That first year was hard. I spent it mostly translating my novella to death. The second year I gave up on fiction and wrote poems that were doomed from the start. The words felt cold and foreign on my tongue, and awkwardly stared back at me from the prison page in front of me.

After that I wrote songs. 

But the last 18 years have been soaked in the knowledge I have become someone else. The real me is liquid ink. A writer before everything else. The real me would feel a thrill when looking down the barrel of a gun, impatient for the opportunity to translate the experience into words.

I've no literary ambitions anymore, but I have to ease myself back into writing again. It's less of a choice, but a storm that I can't contain. A raging reclaiming of the parts of my soul I considered lost.

Starting Messy 

"Why do words fail me? I'm a writer. Why can't I write a few simple lines to update my website?" I took it down for maintenance, and the way things were going it was likely to stay down for good.

But I was heading for a gold medal in procrastination, should it be included in the Olympic Games in time.

I stared at the screen, made too many cups coffee, closed my laptop, and posted on social media instead.

I flicked through my promo pictures, but they were all taken ages ago, before the pandemic, and it was a completely different person staring back at me. So I went and practiced instead.

I started typing words, but they felt wrong, so I deleted them again, closed my laptop and considered doing the washing up. 

The problem is - the world is upside down and I'm figuring out who I am in it,  and working out an alternative route to my destination.  

I've been defining myself as a live performer, but obviously, in a pandemic world that has become kind of extinct.But, as Picasso said, "When you run out of red, use blue."

And I've never fitted into a box anyway - let alone in a neat paragraph or two. 

The good thing is, I get to try something new. The bad thing is, it's uncharted territory, and my learning process is a public one. 

But you have to start, even if it’s a messy start. You have to leap, even though you’re scared.

Step 1: Revive my YouTube channel.
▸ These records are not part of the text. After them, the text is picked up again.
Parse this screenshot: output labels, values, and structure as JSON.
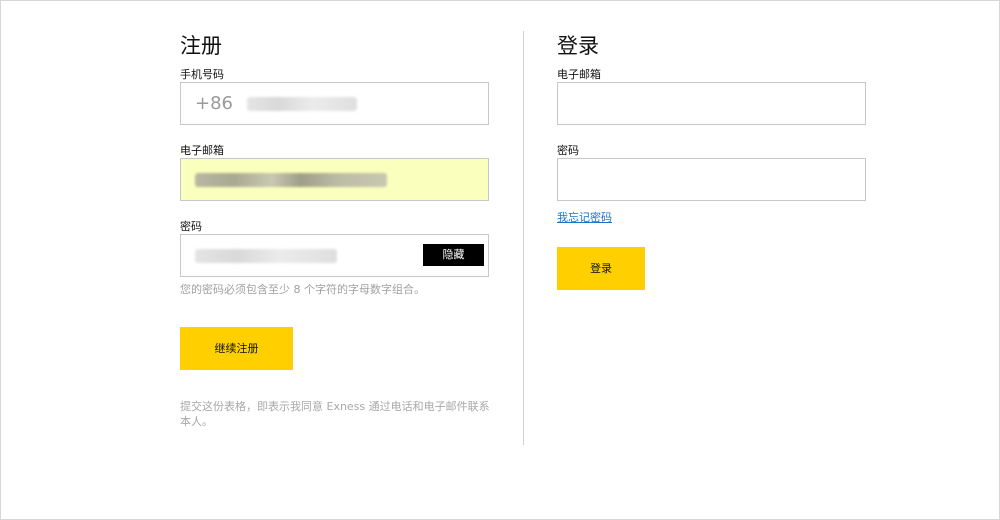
{
  "register": {
    "title": "注册",
    "phone_label": "手机号码",
    "phone_prefix": "+86",
    "email_label": "电子邮箱",
    "password_label": "密码",
    "hide_label": "隐藏",
    "password_hint": "您的密码必须包含至少 8 个字符的字母数字组合。",
    "continue_label": "继续注册",
    "legal_text": "提交这份表格，即表示我同意 Exness 通过电话和电子邮件联系本人。"
  },
  "login": {
    "title": "登录",
    "email_label": "电子邮箱",
    "password_label": "密码",
    "forgot_label": "我忘记密码",
    "login_label": "登录"
  },
  "colors": {
    "accent": "#ffcf00",
    "autofill": "#faffbd",
    "link": "#1a73c9"
  }
}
Step 2: Revive my website, to document and share the journey of my leap. The falling on my face, the getting back up again and again - and hopefully, eventually, a somewhat graceful landing.

Where shall I send exclusive content to?